James Baldwin's Sonny's Blues

533 Words3 Pages
"Sonny's Blues" takes place during the mid-20th century, probably during the early 1950s. The action of the story occurs prior to the gains made by the Civil Rights Movement, during the dark days of segregation and supposedly "separate but equal" accommodations in public institutions. You'll notice that the narrator and Sonny have grown up in predominately black and poor neighborhood of Harlem, the sons of a working-class, embittered father whose pride and optimism have been worn down by his own brother's violent death at the hands of rural Southern whites and the ensuing years of struggling to support a family in an overtly racist Northern urban community. The father has given up trying to move his family out of Harlem: "'Safe!' my father grunted, whenever Mama suggested trying to move to a neighborhood which might be safer for children. 'Safe, hell!
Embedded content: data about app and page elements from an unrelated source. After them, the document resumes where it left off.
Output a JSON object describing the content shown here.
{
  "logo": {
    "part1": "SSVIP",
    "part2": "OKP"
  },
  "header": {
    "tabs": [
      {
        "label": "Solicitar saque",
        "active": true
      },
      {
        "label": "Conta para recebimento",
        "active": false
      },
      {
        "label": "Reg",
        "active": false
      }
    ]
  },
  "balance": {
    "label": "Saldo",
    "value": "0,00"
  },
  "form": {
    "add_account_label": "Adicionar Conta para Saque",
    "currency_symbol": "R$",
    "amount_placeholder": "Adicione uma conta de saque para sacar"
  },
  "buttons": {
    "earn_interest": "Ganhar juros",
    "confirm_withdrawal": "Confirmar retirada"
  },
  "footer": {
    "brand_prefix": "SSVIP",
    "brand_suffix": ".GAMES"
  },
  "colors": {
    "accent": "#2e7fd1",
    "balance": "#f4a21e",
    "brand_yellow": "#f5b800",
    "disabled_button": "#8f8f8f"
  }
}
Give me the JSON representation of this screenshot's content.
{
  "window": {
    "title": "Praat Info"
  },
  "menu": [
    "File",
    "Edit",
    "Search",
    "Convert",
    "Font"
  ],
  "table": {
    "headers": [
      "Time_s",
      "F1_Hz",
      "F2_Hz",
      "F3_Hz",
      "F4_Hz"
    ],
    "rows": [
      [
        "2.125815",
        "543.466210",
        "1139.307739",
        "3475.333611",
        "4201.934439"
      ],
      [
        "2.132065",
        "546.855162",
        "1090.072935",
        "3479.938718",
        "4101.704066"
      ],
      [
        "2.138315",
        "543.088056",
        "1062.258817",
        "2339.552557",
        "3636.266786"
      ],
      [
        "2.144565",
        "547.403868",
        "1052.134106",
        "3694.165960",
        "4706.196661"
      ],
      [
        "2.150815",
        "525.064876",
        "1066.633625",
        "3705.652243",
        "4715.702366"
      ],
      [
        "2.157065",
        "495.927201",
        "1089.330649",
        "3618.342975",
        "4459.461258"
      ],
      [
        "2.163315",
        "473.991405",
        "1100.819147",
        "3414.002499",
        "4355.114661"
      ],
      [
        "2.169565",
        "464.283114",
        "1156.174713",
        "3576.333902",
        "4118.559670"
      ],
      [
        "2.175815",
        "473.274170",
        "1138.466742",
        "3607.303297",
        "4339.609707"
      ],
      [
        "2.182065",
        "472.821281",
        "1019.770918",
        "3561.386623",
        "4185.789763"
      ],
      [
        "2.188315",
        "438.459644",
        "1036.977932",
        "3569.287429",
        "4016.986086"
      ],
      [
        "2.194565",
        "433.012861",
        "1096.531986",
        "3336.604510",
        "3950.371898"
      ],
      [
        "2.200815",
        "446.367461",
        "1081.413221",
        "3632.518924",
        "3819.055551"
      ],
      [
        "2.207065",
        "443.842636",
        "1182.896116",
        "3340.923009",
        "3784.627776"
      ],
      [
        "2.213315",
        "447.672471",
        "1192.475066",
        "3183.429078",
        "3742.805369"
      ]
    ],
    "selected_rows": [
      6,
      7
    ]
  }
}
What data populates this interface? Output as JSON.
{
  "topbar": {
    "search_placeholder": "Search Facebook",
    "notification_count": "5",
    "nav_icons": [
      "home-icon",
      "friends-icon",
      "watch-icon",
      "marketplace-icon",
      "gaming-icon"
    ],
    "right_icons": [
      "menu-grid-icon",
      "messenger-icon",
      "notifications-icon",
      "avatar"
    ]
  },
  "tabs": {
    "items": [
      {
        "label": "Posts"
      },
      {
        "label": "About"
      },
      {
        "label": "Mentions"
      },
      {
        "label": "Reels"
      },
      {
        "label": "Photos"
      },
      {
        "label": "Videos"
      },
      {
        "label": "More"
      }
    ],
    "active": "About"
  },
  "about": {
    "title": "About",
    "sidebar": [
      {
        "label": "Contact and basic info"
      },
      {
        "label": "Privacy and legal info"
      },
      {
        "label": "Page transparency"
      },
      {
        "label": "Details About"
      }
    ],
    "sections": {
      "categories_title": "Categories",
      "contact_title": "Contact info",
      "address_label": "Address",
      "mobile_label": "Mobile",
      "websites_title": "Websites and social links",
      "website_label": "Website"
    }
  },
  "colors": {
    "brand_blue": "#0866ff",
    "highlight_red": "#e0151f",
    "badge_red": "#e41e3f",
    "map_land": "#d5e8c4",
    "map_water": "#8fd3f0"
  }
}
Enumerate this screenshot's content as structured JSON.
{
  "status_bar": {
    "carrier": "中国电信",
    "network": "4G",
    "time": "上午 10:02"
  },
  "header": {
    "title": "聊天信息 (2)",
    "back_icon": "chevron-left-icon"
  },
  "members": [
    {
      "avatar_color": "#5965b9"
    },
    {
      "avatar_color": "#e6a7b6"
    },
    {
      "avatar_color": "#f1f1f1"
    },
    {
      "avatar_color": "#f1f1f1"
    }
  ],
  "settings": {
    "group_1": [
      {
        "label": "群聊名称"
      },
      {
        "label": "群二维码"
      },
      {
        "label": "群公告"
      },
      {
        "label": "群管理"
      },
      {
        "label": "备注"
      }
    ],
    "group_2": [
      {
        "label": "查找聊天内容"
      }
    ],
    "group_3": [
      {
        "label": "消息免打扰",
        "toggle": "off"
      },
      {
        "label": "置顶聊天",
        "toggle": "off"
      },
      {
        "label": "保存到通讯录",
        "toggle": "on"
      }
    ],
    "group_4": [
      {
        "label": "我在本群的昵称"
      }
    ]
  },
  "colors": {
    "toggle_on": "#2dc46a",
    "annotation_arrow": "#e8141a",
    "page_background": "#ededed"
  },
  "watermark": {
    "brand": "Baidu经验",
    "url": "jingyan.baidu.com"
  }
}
Ain't no place safe for kids, nor nobody'" (Norton Introduction to Literature 54). As the brothers reach adulthood and the narrator begins his own family, their material circumstances haven't changed much; though the narrator is not impoverished himself and enjoys the comfortable trappings of middle class life, he and his family remain in impoverished surroundings, probably due to the de facto segregation of the safer, suburban and largely white communities they might have been able to afford. Pause, Reflect, and Chat Chat #4: "De facto" means "in reality," or, "actually existing though not legally or officially established." So "de facto segregation" would be a separation of the races that "just" happens, not because of a law saying that African Americans must live, work, go to school or worship in one place and whites in another. Do you see any de facto segregation around you, in your school, neighborhood or city? What are some of the reasons why de facto segregation might occur? The narrator is teaching algebra to boys very much like he and Sonny had been, full of potential but threatened by the drugs and violence of the urban ghetto, their futures limited by segregation and discrimination. The narrator describes the boys he teaches, to whom he likens Sonny and himself as boys, in the following way: "They were growing up with a rush and their heads bumped abruptly against the low ceiling of their actual possibilities. They were filled with rage. All they really knew were two darknesses, the darkness of their lives, which was now closing in on them, and the darkness of the movies, which had blinded them to that other darkness, and in which they now, vindictively, dreamed, at once more together than they were at any other time, and more alone (Norton Introduction to Literature 48).
Open Document